Unfortunately, dads don’t always discipline their children consistently or appropriately—or in some cases, much at all. Sometimes it’s because they feel guilty about divorcing their children’s mother; other times they don’t want to be seen as “the mean parent.” Whatever the reason, if neither you nor their father enforce rules and discipline then your stepchildren are likely to keep acting out.

(I’ve talked before about why I believe that stepmothers should be able to discipline their stepchildren—you can read about that here, here, and here.)

When it comes to disciplining bad behavior from a young stepchild, I recommend that stepmothers give time outs. Here’s how to make them work for both you and your stepchild:

Give a warning: “We don’t hit people. If you hit again then you’ll have a time out.”

If they continue misbehaving then place the child in a designated time out spot. If they will walk to the spot themselves, great. If not, then you will need to pick them up and place them in the spot.

Here’s where it can start feeling weird: they may try to keep you from picking them up by hitting and kicking. Be as gentle and careful as possible, of course, but don’t let their squirming prevent you from following through with the time out.

If they leave the spot, then pick them up and place them back in the spot as many times as necessary. Over and over and over again if need be. It’s tempting to cave in and give up, especially if they continue having a temper tantrum, but don’t do it. This is where they learn that you mean what you say, that you follow your words with actions, and that they must respect your adult authority.

Never hold them down in the spot. First of all, unless they’re trying to do something like stick their finger in an electrical socket, it’s not okay to impose force on a child. But more importantly, if you hold them down then it removes their ability to decide on whether or not to get up. You want them to decide to respect your authority and remain seated in the time out spot.

Set a timer: one minute for every year of their age. Reset the timer every time they get up from the time out spot. Don’t cave on this, either.

You must remain calm no matter what. Do not appear angry and never yell. It will be difficult, but maintain a neutral tone of voice. You want the situation to be about correcting their misbehavior. Once you start yelling the situation instead becomes about—at least in their mind—you being a wicked stepmother.

Don’t set them up to fail. Don’t taunt them and don’t ask them questions during the time out, because they’re likely to start arguing and getting even more upset. Talk as little as possible until the timer goes off.

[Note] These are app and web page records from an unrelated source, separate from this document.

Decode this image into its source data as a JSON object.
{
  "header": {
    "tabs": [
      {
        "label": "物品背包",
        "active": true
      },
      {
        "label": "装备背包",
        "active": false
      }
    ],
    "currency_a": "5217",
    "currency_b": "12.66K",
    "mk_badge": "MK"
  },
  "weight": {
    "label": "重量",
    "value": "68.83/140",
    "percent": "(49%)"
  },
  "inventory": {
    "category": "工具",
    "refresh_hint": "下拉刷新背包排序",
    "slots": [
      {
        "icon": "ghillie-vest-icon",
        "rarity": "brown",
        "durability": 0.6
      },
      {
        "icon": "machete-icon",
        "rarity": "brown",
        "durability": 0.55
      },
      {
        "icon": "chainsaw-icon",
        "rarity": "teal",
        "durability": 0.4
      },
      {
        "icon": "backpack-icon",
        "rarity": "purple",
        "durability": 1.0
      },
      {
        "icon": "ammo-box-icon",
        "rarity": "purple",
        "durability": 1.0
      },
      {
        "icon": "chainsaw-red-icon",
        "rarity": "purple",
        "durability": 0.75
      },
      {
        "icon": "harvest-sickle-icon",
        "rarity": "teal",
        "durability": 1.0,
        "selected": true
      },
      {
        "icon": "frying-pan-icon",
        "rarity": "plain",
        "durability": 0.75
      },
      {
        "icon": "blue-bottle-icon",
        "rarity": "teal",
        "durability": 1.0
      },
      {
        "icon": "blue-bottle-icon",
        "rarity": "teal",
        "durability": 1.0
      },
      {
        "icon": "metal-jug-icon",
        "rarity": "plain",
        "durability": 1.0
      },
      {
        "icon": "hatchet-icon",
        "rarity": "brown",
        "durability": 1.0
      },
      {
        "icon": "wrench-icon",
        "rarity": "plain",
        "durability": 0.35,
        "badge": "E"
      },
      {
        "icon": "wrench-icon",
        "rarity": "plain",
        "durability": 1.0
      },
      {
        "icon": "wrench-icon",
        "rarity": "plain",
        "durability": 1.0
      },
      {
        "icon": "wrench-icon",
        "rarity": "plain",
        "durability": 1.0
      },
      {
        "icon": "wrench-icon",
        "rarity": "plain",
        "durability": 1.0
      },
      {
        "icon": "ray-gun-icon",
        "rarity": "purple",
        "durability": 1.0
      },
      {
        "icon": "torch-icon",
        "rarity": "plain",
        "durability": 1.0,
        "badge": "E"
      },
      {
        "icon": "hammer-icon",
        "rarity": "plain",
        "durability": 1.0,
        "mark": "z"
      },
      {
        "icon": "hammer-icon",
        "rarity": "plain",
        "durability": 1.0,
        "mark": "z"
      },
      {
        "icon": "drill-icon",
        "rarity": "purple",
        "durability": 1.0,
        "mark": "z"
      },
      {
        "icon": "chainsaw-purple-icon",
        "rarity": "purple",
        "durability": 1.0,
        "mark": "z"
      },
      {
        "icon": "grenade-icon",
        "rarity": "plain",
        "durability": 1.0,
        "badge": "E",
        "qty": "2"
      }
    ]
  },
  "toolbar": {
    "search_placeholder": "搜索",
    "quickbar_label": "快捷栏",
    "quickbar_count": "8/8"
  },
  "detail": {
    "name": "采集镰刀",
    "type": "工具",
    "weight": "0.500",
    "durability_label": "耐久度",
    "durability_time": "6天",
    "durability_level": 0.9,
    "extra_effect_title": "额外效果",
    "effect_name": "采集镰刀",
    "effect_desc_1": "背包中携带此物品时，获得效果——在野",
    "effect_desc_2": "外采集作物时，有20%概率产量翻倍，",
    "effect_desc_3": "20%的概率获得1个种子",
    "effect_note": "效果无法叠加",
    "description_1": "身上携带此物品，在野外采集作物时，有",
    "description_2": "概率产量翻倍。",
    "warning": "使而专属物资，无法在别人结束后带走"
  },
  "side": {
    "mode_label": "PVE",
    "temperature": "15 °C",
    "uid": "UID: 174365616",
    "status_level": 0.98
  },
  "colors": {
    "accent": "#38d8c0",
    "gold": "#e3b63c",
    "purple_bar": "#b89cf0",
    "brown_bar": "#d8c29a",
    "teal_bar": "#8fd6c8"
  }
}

Afterwards, ask them if they know why they had a time out. Sounds silly, but kids can get so worked up during a temper tantrum that they get distracted by those emotions. If they seem confused, then tell them why in a neutral tone. “You had a time out because you hit Daddy, and it’s not ok to hit people.”

End by asking them for an apology. “You can get up now but you need to tell Daddy that you’re sorry for hitting him.”

Consistency is everything. You must follow through with a time out for every warning you give, or your stepchild will know that you don’t really mean what you say.

Take a moment afterwards to calm down. I would be physically shaking after giving time outs to my temper-tantrum-throwing stepdaughter. If it helps, say to yourself, “that was hard, but that time out just got me one step closer to a better relationship with my stepchild. I acted calmly and respectfully. I’m teaching my stepchild how to get along with the rest of the family.”

Hug if you can. Your stepchild may need reassurance of your affection after a time out. Once you’ve both calmed down, give you stepchild a hug if they’re willing to receive one. (My stepdaughter would usually still look upset but then run over and hug me.)

It may take months, but time outs will pay off over time if implemented consistently. Your stepchildren will eventually learn what behaviors they are not allowed to get away with in your home. If your partner will give the time outs—great. But if not, take charge and start implementing them yourself. For more tips, check out my post about how to discipline without looking like an evil stepmother.